WHAT NEEDS TO BE DONE → Pictures are to be omitted. Output only the lines from the one containing "Serialize everything readable" through the end of the data, word for word.

── EXERCISE INPUT

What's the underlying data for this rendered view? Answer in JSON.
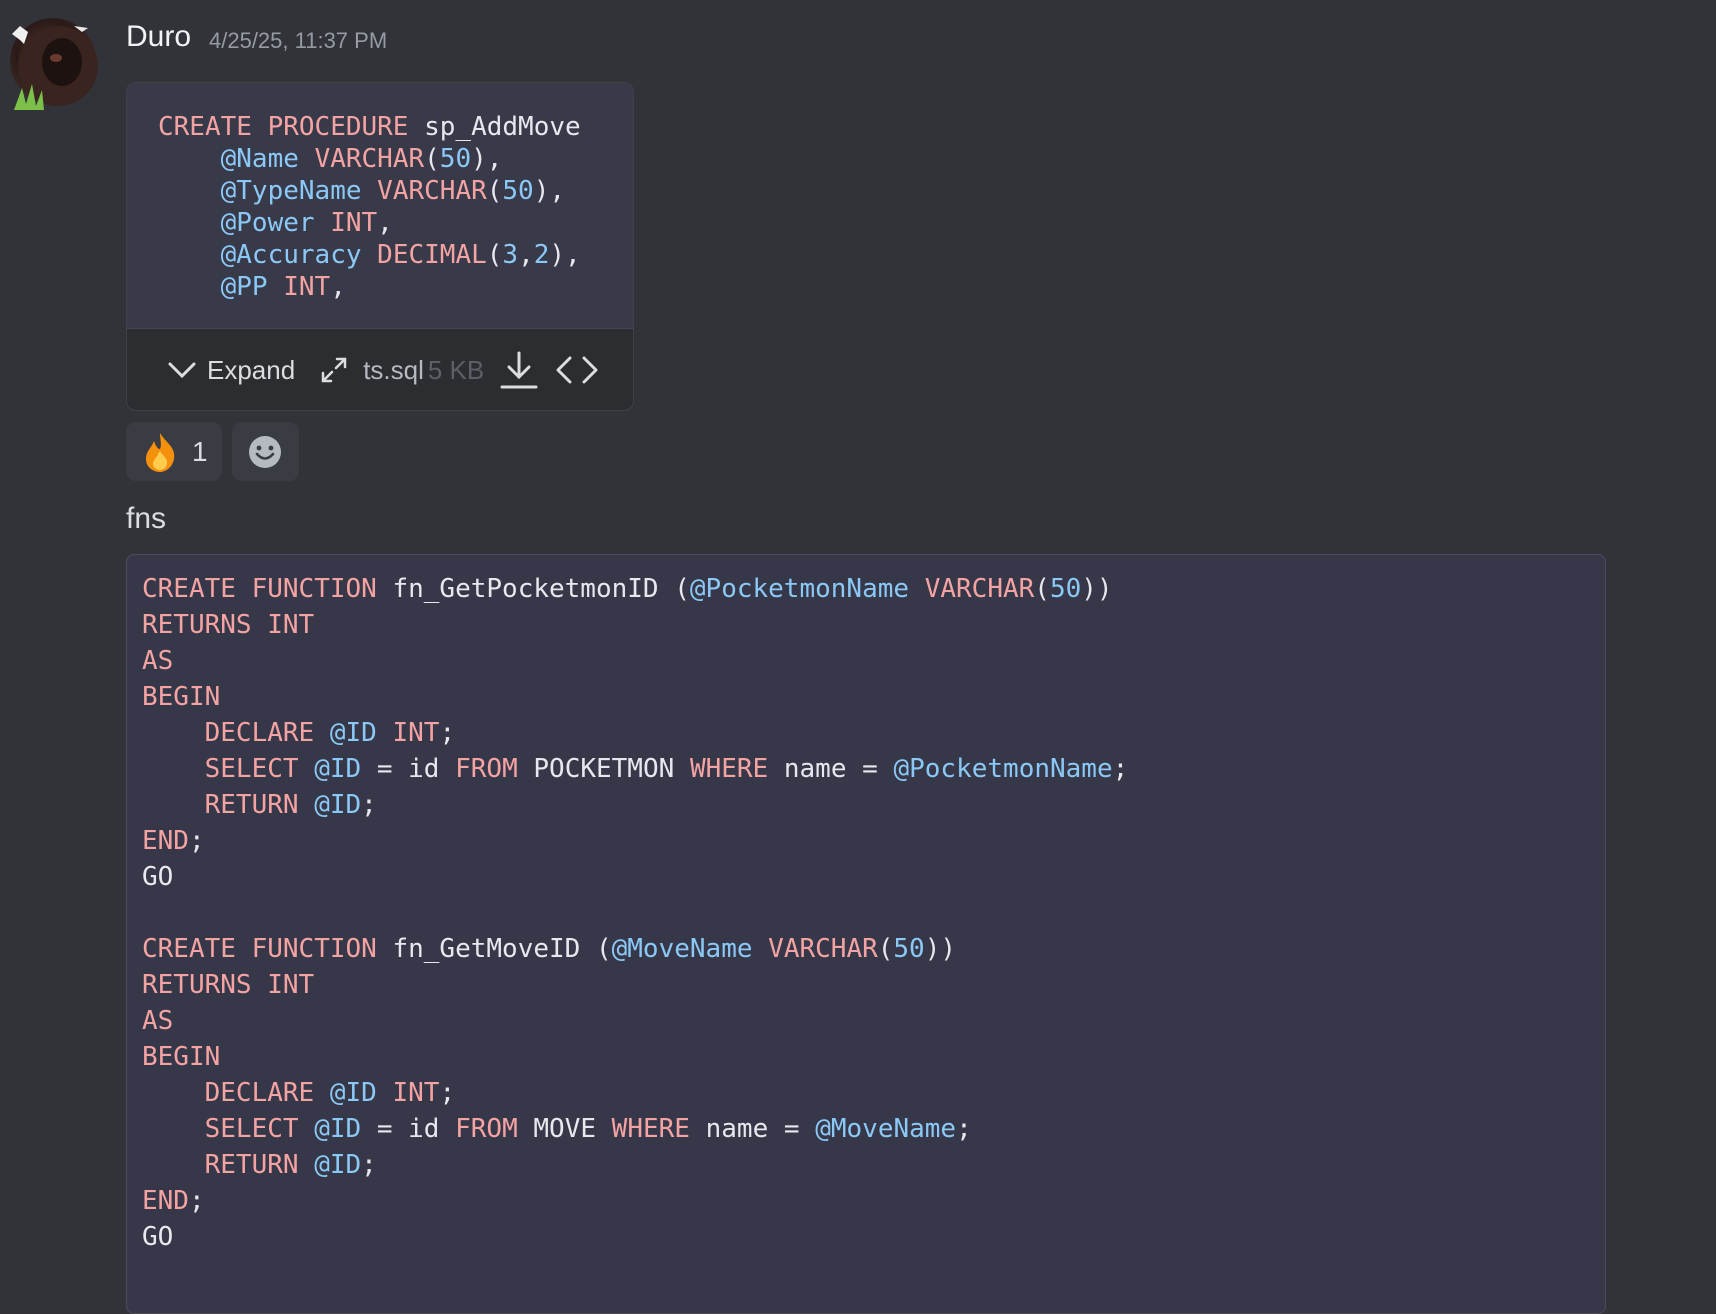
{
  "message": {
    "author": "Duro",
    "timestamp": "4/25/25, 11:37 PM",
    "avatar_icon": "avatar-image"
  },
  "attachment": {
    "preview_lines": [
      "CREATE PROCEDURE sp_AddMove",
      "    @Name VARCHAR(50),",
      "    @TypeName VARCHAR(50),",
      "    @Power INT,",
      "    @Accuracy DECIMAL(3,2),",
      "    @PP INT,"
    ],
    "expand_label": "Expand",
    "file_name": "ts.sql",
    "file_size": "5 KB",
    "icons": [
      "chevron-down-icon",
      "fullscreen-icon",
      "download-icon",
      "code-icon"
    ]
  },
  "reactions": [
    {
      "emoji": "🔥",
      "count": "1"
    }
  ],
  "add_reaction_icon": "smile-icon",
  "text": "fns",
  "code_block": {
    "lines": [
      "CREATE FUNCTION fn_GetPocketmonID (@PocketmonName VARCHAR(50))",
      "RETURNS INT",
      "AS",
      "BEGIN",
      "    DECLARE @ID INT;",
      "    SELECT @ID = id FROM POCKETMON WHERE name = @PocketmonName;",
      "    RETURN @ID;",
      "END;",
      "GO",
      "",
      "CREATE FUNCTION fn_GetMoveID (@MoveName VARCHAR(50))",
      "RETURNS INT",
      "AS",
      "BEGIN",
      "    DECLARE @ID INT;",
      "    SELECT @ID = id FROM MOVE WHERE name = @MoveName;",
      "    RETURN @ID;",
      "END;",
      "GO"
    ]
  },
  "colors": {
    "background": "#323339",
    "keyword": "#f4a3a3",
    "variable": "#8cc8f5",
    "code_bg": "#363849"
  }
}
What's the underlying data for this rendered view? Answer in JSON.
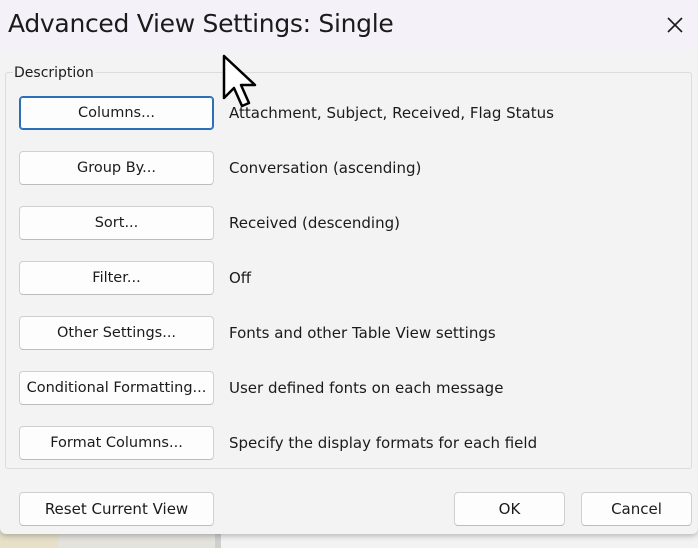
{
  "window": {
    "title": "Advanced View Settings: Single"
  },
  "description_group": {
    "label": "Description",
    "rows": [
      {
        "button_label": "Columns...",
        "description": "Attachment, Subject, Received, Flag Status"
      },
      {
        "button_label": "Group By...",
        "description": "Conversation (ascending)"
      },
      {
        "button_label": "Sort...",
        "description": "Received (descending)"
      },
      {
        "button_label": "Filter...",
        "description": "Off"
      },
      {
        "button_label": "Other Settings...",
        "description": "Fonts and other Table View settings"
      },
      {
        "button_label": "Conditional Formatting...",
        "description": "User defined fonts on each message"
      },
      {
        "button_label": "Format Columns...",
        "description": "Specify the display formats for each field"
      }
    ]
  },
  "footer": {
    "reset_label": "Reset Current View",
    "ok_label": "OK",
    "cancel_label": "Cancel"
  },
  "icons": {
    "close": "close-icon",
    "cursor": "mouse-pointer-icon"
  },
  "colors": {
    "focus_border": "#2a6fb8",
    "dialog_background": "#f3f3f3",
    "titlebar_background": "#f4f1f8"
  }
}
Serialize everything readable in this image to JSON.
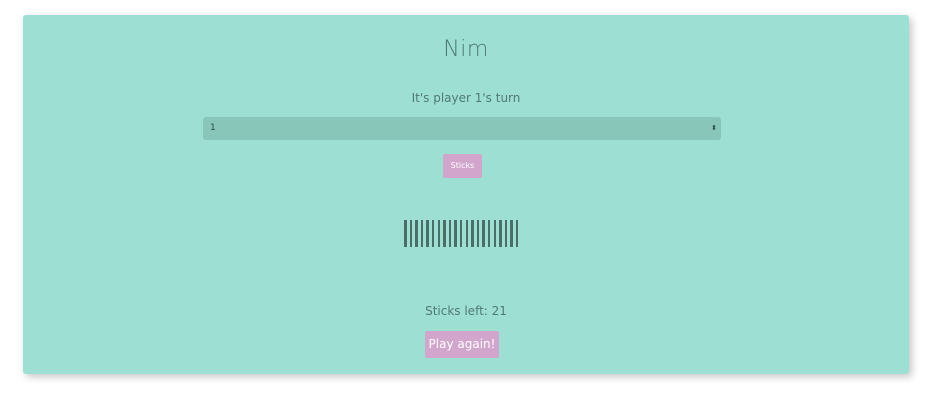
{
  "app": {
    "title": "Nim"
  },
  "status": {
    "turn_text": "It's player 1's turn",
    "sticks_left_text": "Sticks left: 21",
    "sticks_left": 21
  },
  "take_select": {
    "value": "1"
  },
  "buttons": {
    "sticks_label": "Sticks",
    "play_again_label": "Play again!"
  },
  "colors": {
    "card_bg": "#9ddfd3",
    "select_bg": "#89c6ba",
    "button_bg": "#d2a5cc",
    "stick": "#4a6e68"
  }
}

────

ANSWER TO THIS EXERCISE →
Serialize everything readable in this image to JSON.
{
  "app": {
    "title": "Nim"
  },
  "status": {
    "turn_text": "It's player 1's turn",
    "sticks_left_text": "Sticks left: 21",
    "sticks_left": 21
  },
  "take_select": {
    "value": "1"
  },
  "buttons": {
    "sticks_label": "Sticks",
    "play_again_label": "Play again!"
  },
  "colors": {
    "card_bg": "#9ddfd3",
    "select_bg": "#89c6ba",
    "button_bg": "#d2a5cc",
    "stick": "#4a6e68"
  }
}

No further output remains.